In Pennsylvania and across the country, voters are electing candidates who offer solutions and hope, not fear and failure.
By Ellen Flenniken
On Tuesday, voters in Allegheny County, Pennsylvania, sent a resounding message: They want solutions to prevent crime in the first place, not just politicians stoking fear after it happens.
By an 11-point margin in the primary election, voters chose the reform candidate for district attorney, Matt Dugan, who offered an affirmative vision for safety and justice that starkly contrasted with the tough-on-crime approach of the defeated 24-year incumbent, Stephen Zappala.
Like so many of the district attorney contests across the country, the race between Zappala and Dugan came down to competing visions of public safety. Dugan pledged to focus on prevention rather than punishment, and addressing the root causes of crime—like poverty and lack of opportunity. Allegheny County voters embraced his solutions-oriented focus, and rejected the failed punitive policies that were a hallmark of Zappala’s more than two decades in office.
The result should not be a surprise.
According to an ACLU-commissioned survey of likely Democratic primary voters in Allegheny County, when asked to choose between two candidates—one with a more preventative approach to crime and public safety and one with a more punitive approach—voters overwhelmingly choose prevention over punishment.
Seventy-three percent of surveyed voters preferred a candidate who believes public safety requires prioritizing investments in schools, mental health and drug treatment, and affordable housing—rather than spending more money on jails and prisons.
Pennsylvania voters have shown repeatedly that they want elected officials who offer promising solutions on safety and crime prevention. In the 2021 election that was seen as a referendum on Philadelphia District Attorney Larry Krasner’s progressive policies to reduce mass incarceration, Krasner convincingly defeated his tough-on-crime opponent. And during the closely watched 2022 midterms, the Pennsylvania Senate race pitted Mehmet Oz’s law-and-order rhetoric against John Fetterman’s record as a reformer. Fetterman leaned into his record, and he won.
People Want Prevention, Not Scare Tactics, When it Comes to Crime
This trend is not unique to Pennsylvania: Candidates across the country who focus on prevention and addressing the root causes of crime continue to win at the ballot box.

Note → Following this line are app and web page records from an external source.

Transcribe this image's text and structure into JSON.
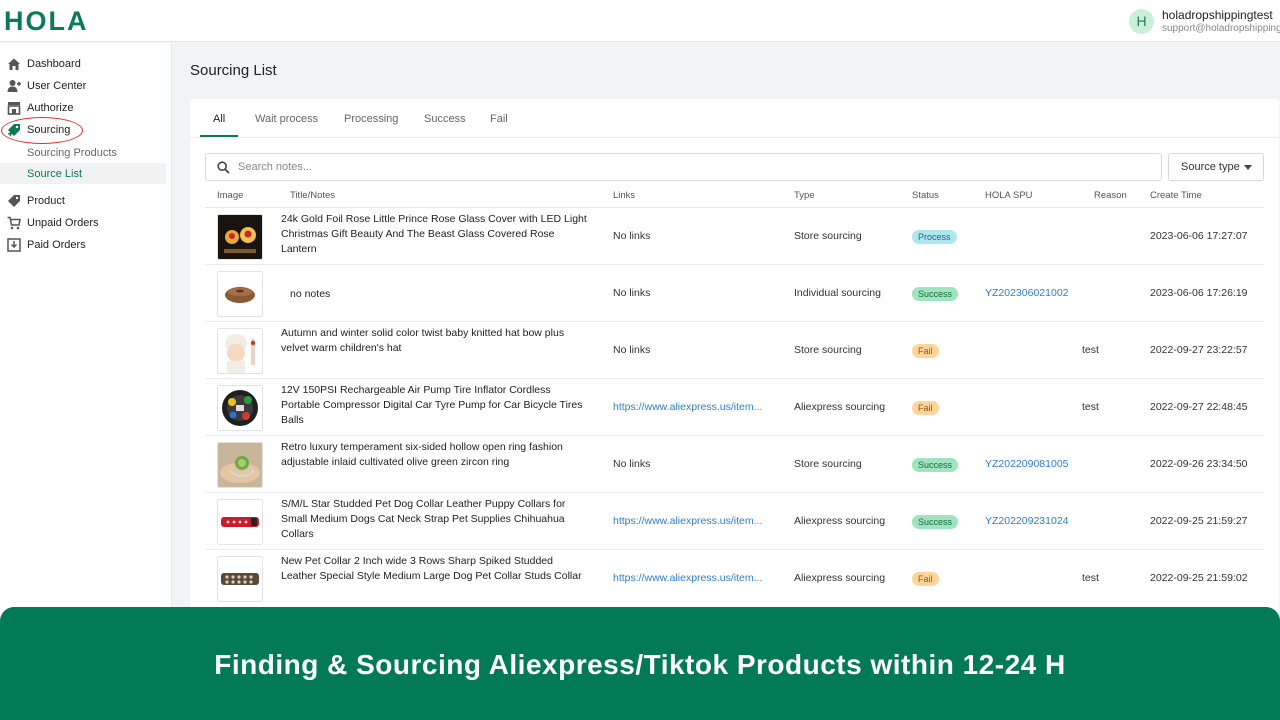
{
  "header": {
    "logo": "HOLA",
    "user_initial": "H",
    "user_name": "holadropshippingtest",
    "user_email": "support@holadropshipping..."
  },
  "sidebar": {
    "items": [
      {
        "label": "Dashboard",
        "icon": "home-icon"
      },
      {
        "label": "User Center",
        "icon": "user-icon"
      },
      {
        "label": "Authorize",
        "icon": "store-icon"
      },
      {
        "label": "Sourcing",
        "icon": "sourcing-icon"
      },
      {
        "label": "Product",
        "icon": "tag-icon"
      },
      {
        "label": "Unpaid Orders",
        "icon": "cart-icon"
      },
      {
        "label": "Paid Orders",
        "icon": "download-icon"
      }
    ],
    "sub_items": [
      {
        "label": "Sourcing Products",
        "active": false
      },
      {
        "label": "Source List",
        "active": true
      }
    ]
  },
  "page": {
    "title": "Sourcing List",
    "tabs": [
      "All",
      "Wait process",
      "Processing",
      "Success",
      "Fail"
    ],
    "active_tab": "All",
    "search_placeholder": "Search notes...",
    "filter_label": "Source type"
  },
  "table": {
    "columns": [
      "Image",
      "Title/Notes",
      "Links",
      "Type",
      "Status",
      "HOLA SPU",
      "Reason",
      "Create Time"
    ],
    "rows": [
      {
        "title": "24k Gold Foil Rose Little Prince Rose Glass Cover with LED Light Christmas Gift Beauty And The Beast Glass Covered Rose Lantern",
        "link": "No links",
        "type": "Store sourcing",
        "status": "Process",
        "spu": "",
        "reason": "",
        "time": "2023-06-06 17:27:07"
      },
      {
        "title": "no notes",
        "link": "No links",
        "type": "Individual sourcing",
        "status": "Success",
        "spu": "YZ202306021002",
        "reason": "",
        "time": "2023-06-06 17:26:19"
      },
      {
        "title": "Autumn and winter solid color twist baby knitted hat bow plus velvet warm children's hat",
        "link": "No links",
        "type": "Store sourcing",
        "status": "Fail",
        "spu": "",
        "reason": "test",
        "time": "2022-09-27 23:22:57"
      },
      {
        "title": "12V 150PSI Rechargeable Air Pump Tire Inflator Cordless Portable Compressor Digital Car Tyre Pump for Car Bicycle Tires Balls",
        "link": "https://www.aliexpress.us/item...",
        "type": "Aliexpress sourcing",
        "status": "Fail",
        "spu": "",
        "reason": "test",
        "time": "2022-09-27 22:48:45"
      },
      {
        "title": "Retro luxury temperament six-sided hollow open ring fashion adjustable inlaid cultivated olive green zircon ring",
        "link": "No links",
        "type": "Store sourcing",
        "status": "Success",
        "spu": "YZ202209081005",
        "reason": "",
        "time": "2022-09-26 23:34:50"
      },
      {
        "title": "S/M/L Star Studded Pet Dog Collar Leather Puppy Collars for Small Medium Dogs Cat Neck Strap Pet Supplies Chihuahua Collars",
        "link": "https://www.aliexpress.us/item...",
        "type": "Aliexpress sourcing",
        "status": "Success",
        "spu": "YZ202209231024",
        "reason": "",
        "time": "2022-09-25 21:59:27"
      },
      {
        "title": "New Pet Collar 2 Inch wide 3 Rows Sharp Spiked Studded Leather Special Style Medium Large Dog Pet Collar Studs Collar",
        "link": "https://www.aliexpress.us/item...",
        "type": "Aliexpress sourcing",
        "status": "Fail",
        "spu": "",
        "reason": "test",
        "time": "2022-09-25 21:59:02"
      }
    ]
  },
  "banner": {
    "text": "Finding & Sourcing Aliexpress/Tiktok Products within 12-24 H"
  },
  "colors": {
    "brand": "#0b7a55",
    "banner": "#037a56",
    "link": "#2f7ec7",
    "process": "#aee6f0",
    "success": "#9fe3bf",
    "fail": "#ffd49a",
    "highlight_ring": "#d9342b"
  }
}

In another closely watched election this year, the Chicago mayoral race, public safety featured prominently, and voters rejected the tough-on-crime candidate in favor of reformer Brandon Johnson. According to an election-eve survey commissioned by Vera Action and conducted by GQR, 95 percent of run off voters said crime in Chicago is a serious problem, but nearly 60 percent preferred solutions that prevent crime before it happens over more tough on crime measures. When asked what the next mayor should do to address crime and improve public safety, surveyed voters said the most effective solution is investing in more mental health and drug addiction programs (32 percent). Notably, much lower on the list of effective solutions was the hiring of more police (18 percent). As GQR noted, even though Chicagoans are concerned about safety, they also “embrac[ed] a nuanced view of the causes of crime and potential solutions.”
Politicians and their advisors should take note—tough on crime isn’t just bad policy, it’s bad politics. Scare tactics and fearmongering don’t do anything to make our communities safer. Voters want proven solutions that provide justice and safety, like investing in mental health and addiction services, community violence intervention, housing, health care, jobs, and schools. And they are electing candidates who offer solutions and hope, not fear and failure.

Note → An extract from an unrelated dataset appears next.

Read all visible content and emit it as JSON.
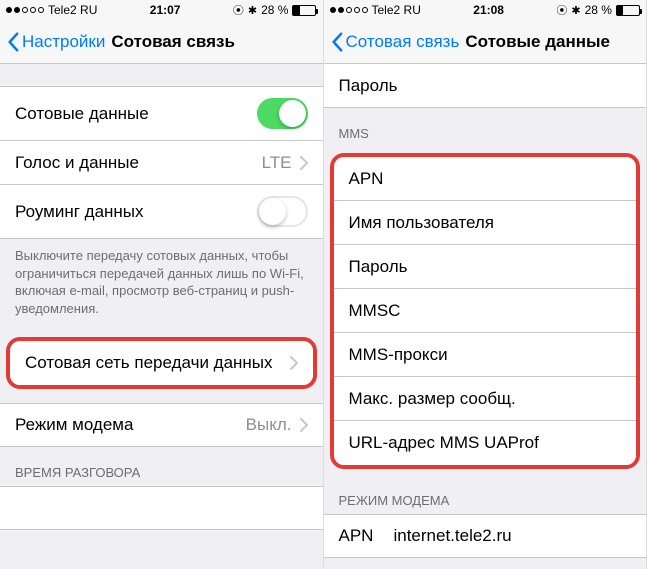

Ellen Flenniken, she/her, Deputy Director for Campaigns, ACLU Justice Division